Exercise material
= = =

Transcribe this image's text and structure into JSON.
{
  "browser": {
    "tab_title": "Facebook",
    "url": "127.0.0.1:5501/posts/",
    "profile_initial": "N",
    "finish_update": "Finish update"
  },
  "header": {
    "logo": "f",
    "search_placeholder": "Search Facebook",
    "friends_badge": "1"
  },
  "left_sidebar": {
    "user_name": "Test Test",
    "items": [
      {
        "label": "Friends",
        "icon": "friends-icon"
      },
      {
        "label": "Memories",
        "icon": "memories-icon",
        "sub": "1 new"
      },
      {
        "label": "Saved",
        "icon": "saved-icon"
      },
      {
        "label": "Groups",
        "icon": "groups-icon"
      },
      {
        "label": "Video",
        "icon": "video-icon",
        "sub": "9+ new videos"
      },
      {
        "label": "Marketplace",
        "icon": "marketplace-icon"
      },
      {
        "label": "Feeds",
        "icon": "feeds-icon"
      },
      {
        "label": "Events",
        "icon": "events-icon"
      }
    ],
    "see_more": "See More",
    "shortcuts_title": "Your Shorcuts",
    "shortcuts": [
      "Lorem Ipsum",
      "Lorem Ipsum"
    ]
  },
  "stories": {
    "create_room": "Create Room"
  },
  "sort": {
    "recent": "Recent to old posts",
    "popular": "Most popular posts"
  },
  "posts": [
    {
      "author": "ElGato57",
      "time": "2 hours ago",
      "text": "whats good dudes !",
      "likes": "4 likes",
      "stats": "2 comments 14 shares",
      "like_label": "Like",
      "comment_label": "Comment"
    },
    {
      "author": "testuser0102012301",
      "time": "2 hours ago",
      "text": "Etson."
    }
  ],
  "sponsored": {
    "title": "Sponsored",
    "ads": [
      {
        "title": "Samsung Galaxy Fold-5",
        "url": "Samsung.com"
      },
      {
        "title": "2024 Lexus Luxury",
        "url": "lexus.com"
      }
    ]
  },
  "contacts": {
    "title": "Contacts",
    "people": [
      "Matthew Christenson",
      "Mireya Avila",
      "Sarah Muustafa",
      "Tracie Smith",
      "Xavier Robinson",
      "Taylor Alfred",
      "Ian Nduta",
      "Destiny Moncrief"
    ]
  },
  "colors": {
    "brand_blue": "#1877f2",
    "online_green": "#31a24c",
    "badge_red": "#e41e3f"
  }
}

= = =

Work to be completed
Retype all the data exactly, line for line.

Exercise answer
Transcribe this image's text and structure into JSON.
{
  "browser": {
    "tab_title": "Facebook",
    "url": "127.0.0.1:5501/posts/",
    "profile_initial": "N",
    "finish_update": "Finish update"
  },
  "header": {
    "logo": "f",
    "search_placeholder": "Search Facebook",
    "friends_badge": "1"
  },
  "left_sidebar": {
    "user_name": "Test Test",
    "items": [
      {
        "label": "Friends",
        "icon": "friends-icon"
      },
      {
        "label": "Memories",
        "icon": "memories-icon",
        "sub": "1 new"
      },
      {
        "label": "Saved",
        "icon": "saved-icon"
      },
      {
        "label": "Groups",
        "icon": "groups-icon"
      },
      {
        "label": "Video",
        "icon": "video-icon",
        "sub": "9+ new videos"
      },
      {
        "label": "Marketplace",
        "icon": "marketplace-icon"
      },
      {
        "label": "Feeds",
        "icon": "feeds-icon"
      },
      {
        "label": "Events",
        "icon": "events-icon"
      }
    ],
    "see_more": "See More",
    "shortcuts_title": "Your Shorcuts",
    "shortcuts": [
      "Lorem Ipsum",
      "Lorem Ipsum"
    ]
  },
  "stories": {
    "create_room": "Create Room"
  },
  "sort": {
    "recent": "Recent to old posts",
    "popular": "Most popular posts"
  },
  "posts": [
    {
      "author": "ElGato57",
      "time": "2 hours ago",
      "text": "whats good dudes !",
      "likes": "4 likes",
      "stats": "2 comments 14 shares",
      "like_label": "Like",
      "comment_label": "Comment"
    },
    {
      "author": "testuser0102012301",
      "time": "2 hours ago",
      "text": "Etson."
    }
  ],
  "sponsored": {
    "title": "Sponsored",
    "ads": [
      {
        "title": "Samsung Galaxy Fold-5",
        "url": "Samsung.com"
      },
      {
        "title": "2024 Lexus Luxury",
        "url": "lexus.com"
      }
    ]
  },
  "contacts": {
    "title": "Contacts",
    "people": [
      "Matthew Christenson",
      "Mireya Avila",
      "Sarah Muustafa",
      "Tracie Smith",
      "Xavier Robinson",
      "Taylor Alfred",
      "Ian Nduta",
      "Destiny Moncrief"
    ]
  },
  "colors": {
    "brand_blue": "#1877f2",
    "online_green": "#31a24c",
    "badge_red": "#e41e3f"
  }
}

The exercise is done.